Lowdowns. No freakin’ cell signal. Unless you have US Cellular, you will get nothing and like it. Running cards was hit or miss, and the phone was draining its battery looking for the network so quickly, we actually had to run to the hardware store to buy an emergency backup battery which we drained and then had to recharge with a car charger to use again. Till our neighbor (may His noodley appendage touch her life with goodness) sweet talked the business we were in front of into letting her share their wifi, then hooked us up with the super secret password, we were kinda screwed. Fortunately, the patrons seemed beyond willing to write checks and fetch cash, so this is something everyone seems used to. Other thing, hotel. They book up like lightnin’ and it’s not cheap thanks to the Dells being right there. The closest and cheapest (that we were willing to sleep in, I don’t want bedbugs) thing we found was half an hour away in Sauk City and $125 a night, and this was after I called six or seven hotels, motels and B&Bs looking for a room. ONE HUNDRED AND TWENTY FIVE. For basically a Super 8. I have never paid so much for a damn bed and a shower. Yes, I’m cheap, but in my defense, I’m broke as well so, there you go. I swear, I’m just gonna go ahead and book a room in winter when I apply to the show, which I will cancel if they don’t let me in, because damn. But? These are for real my only complaints. Overall this was probably one of my best experiences doing a show.

So wtf thing one, people were way not into shrines. Like, some of them seemed offended by them. Which baffles me, but then I’m not even slightly religious, so I don’t know what heathen thing I’m doing that’s upsetting people. Also, random creepy dude waaaaay into my tats. Which is fine, but for the “Don’t take this the wrong way, but I’d really like to see you naked.” Now how could I possibly take that the wrong way????? Insert feminist rant. Yanno, for the most part I’m impossible to offend, but dude, inside voice, mkay? I didn’t need to hear that shit.

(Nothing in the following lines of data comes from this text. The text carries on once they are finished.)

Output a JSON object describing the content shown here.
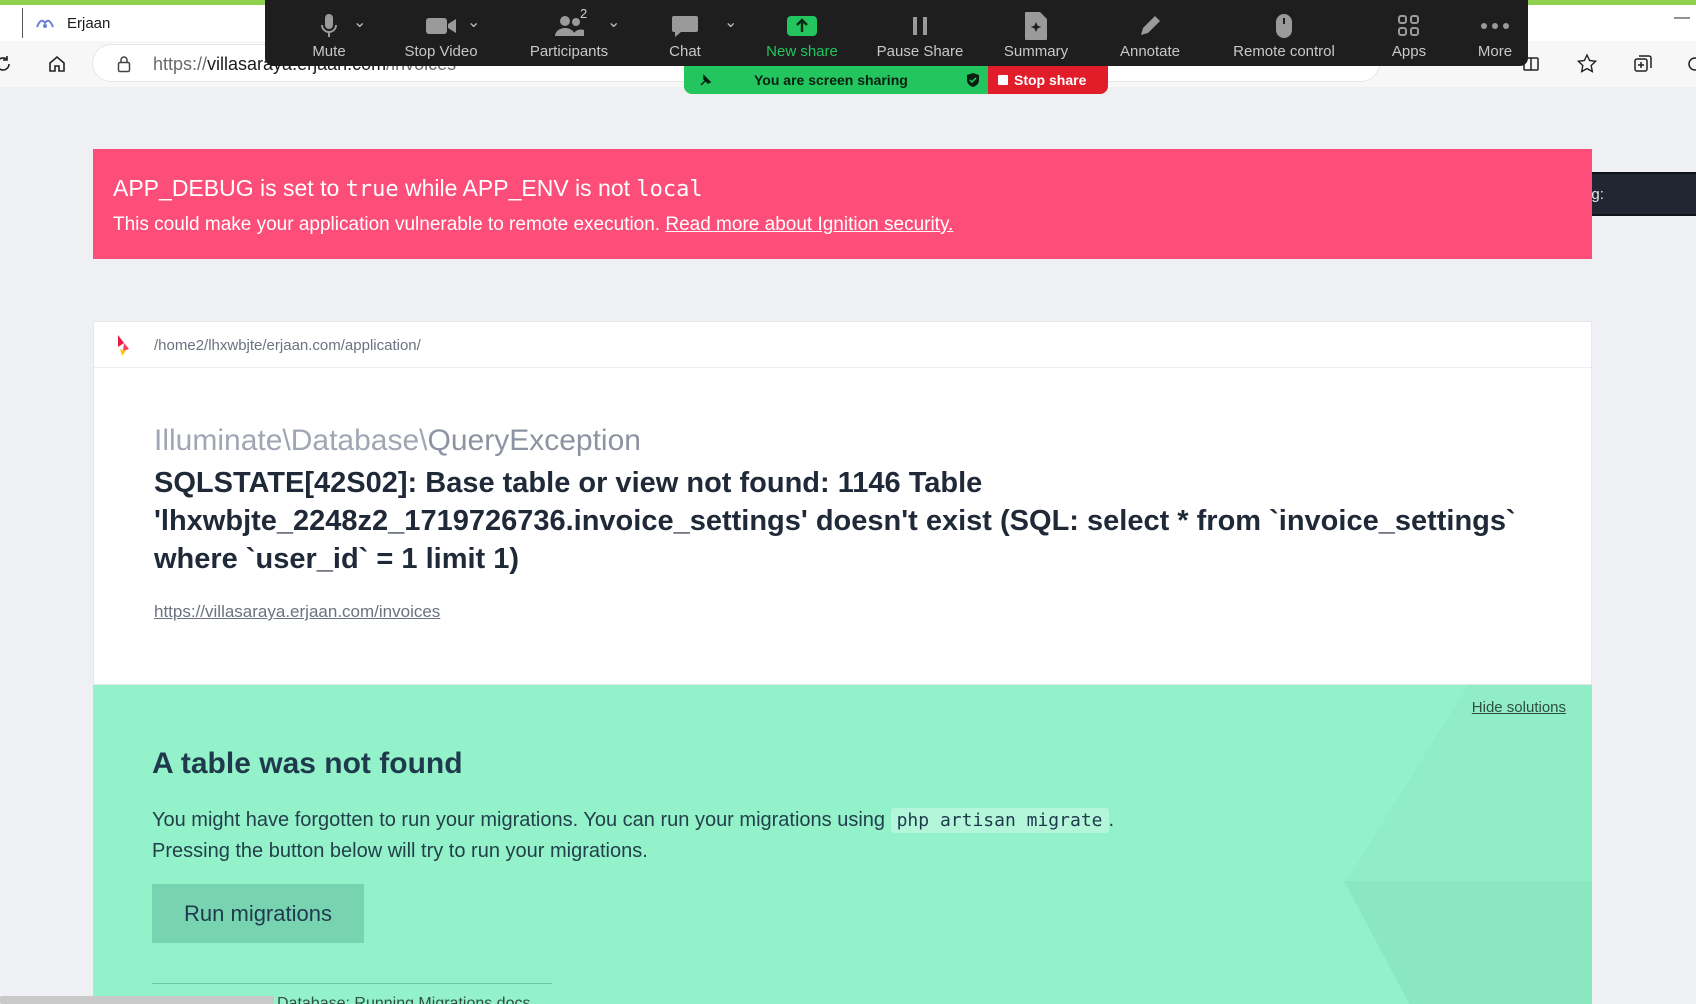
{
  "browser": {
    "tab_title": "Erjaan",
    "url_scheme": "https://",
    "url_host": "villasaraya.erjaan.com",
    "url_path": "/invoices"
  },
  "zoom": {
    "items": [
      {
        "label": "Mute",
        "icon": "microphone-icon"
      },
      {
        "label": "Stop Video",
        "icon": "video-camera-icon"
      },
      {
        "label": "Participants",
        "icon": "participants-icon",
        "badge": "2"
      },
      {
        "label": "Chat",
        "icon": "chat-icon"
      },
      {
        "label": "New share",
        "icon": "share-up-arrow-icon"
      },
      {
        "label": "Pause Share",
        "icon": "pause-icon"
      },
      {
        "label": "Summary",
        "icon": "summary-icon"
      },
      {
        "label": "Annotate",
        "icon": "pencil-icon"
      },
      {
        "label": "Remote control",
        "icon": "mouse-icon"
      },
      {
        "label": "Apps",
        "icon": "apps-icon"
      },
      {
        "label": "More",
        "icon": "more-dots-icon"
      }
    ],
    "sharing_text": "You are screen sharing",
    "stop_share": "Stop share",
    "talking": "Talking:",
    "accent_green": "#22c55e",
    "stop_red": "#e11d2a"
  },
  "banner": {
    "part1": "APP_DEBUG is set to ",
    "code1": "true",
    "part2": " while APP_ENV is not ",
    "code2": "local",
    "line2": "This could make your application vulnerable to remote execution. ",
    "link": "Read more about Ignition security.",
    "color": "#fd4d79"
  },
  "error": {
    "app_path": "/home2/lhxwbjte/erjaan.com/application/",
    "class_prefix": "Illuminate\\Database\\",
    "class_last": "QueryException",
    "message": "SQLSTATE[42S02]: Base table or view not found: 1146 Table 'lhxwbjte_2248z2_1719726736.invoice_settings' doesn't exist (SQL: select * from `invoice_settings` where `user_id` = 1 limit 1)",
    "url": "https://villasaraya.erjaan.com/invoices"
  },
  "solution": {
    "hide": "Hide solutions",
    "title": "A table was not found",
    "text1_a": "You might have forgotten to run your migrations. You can run your migrations using ",
    "text1_code": "php artisan migrate",
    "text1_b": ".",
    "text2": "Pressing the button below will try to run your migrations.",
    "button": "Run migrations",
    "partial": "Database: Running Migrations docs",
    "color": "#94f2ca"
  }
}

Conclusion? I’d highly recommend this show to anyone considering it, odd creeper notwithstanding. Totally going back next year.

Next up, Northbrook!